What you will do> List all lines in the material below that contain "rest".
*** Data records Section Begins ***
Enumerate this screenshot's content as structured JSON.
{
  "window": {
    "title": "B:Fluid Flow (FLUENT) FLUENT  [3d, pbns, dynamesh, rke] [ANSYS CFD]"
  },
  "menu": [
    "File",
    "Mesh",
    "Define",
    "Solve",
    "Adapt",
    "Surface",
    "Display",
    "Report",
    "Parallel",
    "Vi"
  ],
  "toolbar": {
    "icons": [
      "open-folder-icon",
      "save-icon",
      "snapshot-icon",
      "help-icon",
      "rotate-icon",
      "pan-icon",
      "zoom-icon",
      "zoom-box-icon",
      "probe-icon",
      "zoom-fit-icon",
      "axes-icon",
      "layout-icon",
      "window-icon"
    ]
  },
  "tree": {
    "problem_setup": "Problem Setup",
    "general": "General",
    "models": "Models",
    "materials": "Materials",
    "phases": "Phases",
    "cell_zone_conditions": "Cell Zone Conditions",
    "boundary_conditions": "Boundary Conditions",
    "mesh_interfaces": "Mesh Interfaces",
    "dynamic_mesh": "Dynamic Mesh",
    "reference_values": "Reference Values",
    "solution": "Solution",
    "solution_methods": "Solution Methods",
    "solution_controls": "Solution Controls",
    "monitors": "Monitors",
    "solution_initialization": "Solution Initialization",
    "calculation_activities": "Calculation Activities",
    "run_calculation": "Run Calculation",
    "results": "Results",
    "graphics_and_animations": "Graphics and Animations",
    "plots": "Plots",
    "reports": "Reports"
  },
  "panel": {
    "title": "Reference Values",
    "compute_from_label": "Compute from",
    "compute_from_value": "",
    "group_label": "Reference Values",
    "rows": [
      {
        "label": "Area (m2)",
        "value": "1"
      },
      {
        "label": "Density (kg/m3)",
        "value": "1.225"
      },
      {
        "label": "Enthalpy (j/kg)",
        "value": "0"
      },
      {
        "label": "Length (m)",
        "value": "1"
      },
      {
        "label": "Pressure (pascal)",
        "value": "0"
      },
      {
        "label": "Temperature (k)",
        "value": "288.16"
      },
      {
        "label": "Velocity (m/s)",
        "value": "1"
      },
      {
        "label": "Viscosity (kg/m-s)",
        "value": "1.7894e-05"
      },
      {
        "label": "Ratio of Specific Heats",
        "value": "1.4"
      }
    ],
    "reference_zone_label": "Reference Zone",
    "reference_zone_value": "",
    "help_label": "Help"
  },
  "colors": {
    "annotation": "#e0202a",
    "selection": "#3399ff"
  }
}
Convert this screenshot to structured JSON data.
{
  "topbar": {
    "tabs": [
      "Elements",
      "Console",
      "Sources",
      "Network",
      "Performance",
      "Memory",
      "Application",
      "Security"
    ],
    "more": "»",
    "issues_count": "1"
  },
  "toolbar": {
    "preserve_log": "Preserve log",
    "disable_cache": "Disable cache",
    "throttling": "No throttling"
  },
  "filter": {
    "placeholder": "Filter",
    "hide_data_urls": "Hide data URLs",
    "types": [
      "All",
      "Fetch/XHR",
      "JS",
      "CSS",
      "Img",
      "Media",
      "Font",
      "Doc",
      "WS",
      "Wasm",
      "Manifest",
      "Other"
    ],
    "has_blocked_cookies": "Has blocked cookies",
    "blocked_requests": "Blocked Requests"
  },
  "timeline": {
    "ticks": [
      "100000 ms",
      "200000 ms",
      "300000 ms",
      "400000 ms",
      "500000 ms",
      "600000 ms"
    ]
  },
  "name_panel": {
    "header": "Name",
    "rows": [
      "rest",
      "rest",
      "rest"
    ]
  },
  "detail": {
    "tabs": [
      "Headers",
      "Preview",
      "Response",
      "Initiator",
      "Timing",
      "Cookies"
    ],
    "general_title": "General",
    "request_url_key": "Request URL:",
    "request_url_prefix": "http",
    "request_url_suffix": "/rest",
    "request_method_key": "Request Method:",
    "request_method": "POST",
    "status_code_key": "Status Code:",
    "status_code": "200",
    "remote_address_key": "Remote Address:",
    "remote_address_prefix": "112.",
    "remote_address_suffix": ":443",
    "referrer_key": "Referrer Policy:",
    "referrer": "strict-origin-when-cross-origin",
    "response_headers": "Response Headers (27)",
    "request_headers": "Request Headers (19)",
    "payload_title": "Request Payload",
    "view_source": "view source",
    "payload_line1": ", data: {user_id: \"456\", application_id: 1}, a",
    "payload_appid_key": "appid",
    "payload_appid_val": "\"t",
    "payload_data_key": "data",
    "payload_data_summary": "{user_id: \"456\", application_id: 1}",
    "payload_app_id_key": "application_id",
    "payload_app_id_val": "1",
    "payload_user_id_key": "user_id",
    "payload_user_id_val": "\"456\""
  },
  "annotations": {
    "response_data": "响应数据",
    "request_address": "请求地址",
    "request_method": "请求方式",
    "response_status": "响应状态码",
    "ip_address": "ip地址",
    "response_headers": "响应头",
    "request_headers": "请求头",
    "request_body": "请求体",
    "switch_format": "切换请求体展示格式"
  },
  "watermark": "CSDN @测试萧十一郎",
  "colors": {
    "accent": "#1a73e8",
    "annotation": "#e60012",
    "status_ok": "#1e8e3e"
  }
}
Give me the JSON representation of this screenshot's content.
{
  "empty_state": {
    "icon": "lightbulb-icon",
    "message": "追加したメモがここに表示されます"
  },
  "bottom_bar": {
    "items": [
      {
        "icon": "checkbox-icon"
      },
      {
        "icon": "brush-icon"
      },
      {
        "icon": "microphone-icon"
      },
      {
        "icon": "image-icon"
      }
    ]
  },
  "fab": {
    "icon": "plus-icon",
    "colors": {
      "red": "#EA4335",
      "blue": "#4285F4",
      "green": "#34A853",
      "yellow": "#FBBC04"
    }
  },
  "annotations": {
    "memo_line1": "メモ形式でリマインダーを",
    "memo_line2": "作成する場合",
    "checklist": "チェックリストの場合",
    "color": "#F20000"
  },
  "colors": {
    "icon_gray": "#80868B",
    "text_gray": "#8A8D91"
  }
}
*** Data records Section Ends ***
Exercise output>
      "rest",
      "rest",
      "rest"
    "request_url_suffix": "/rest",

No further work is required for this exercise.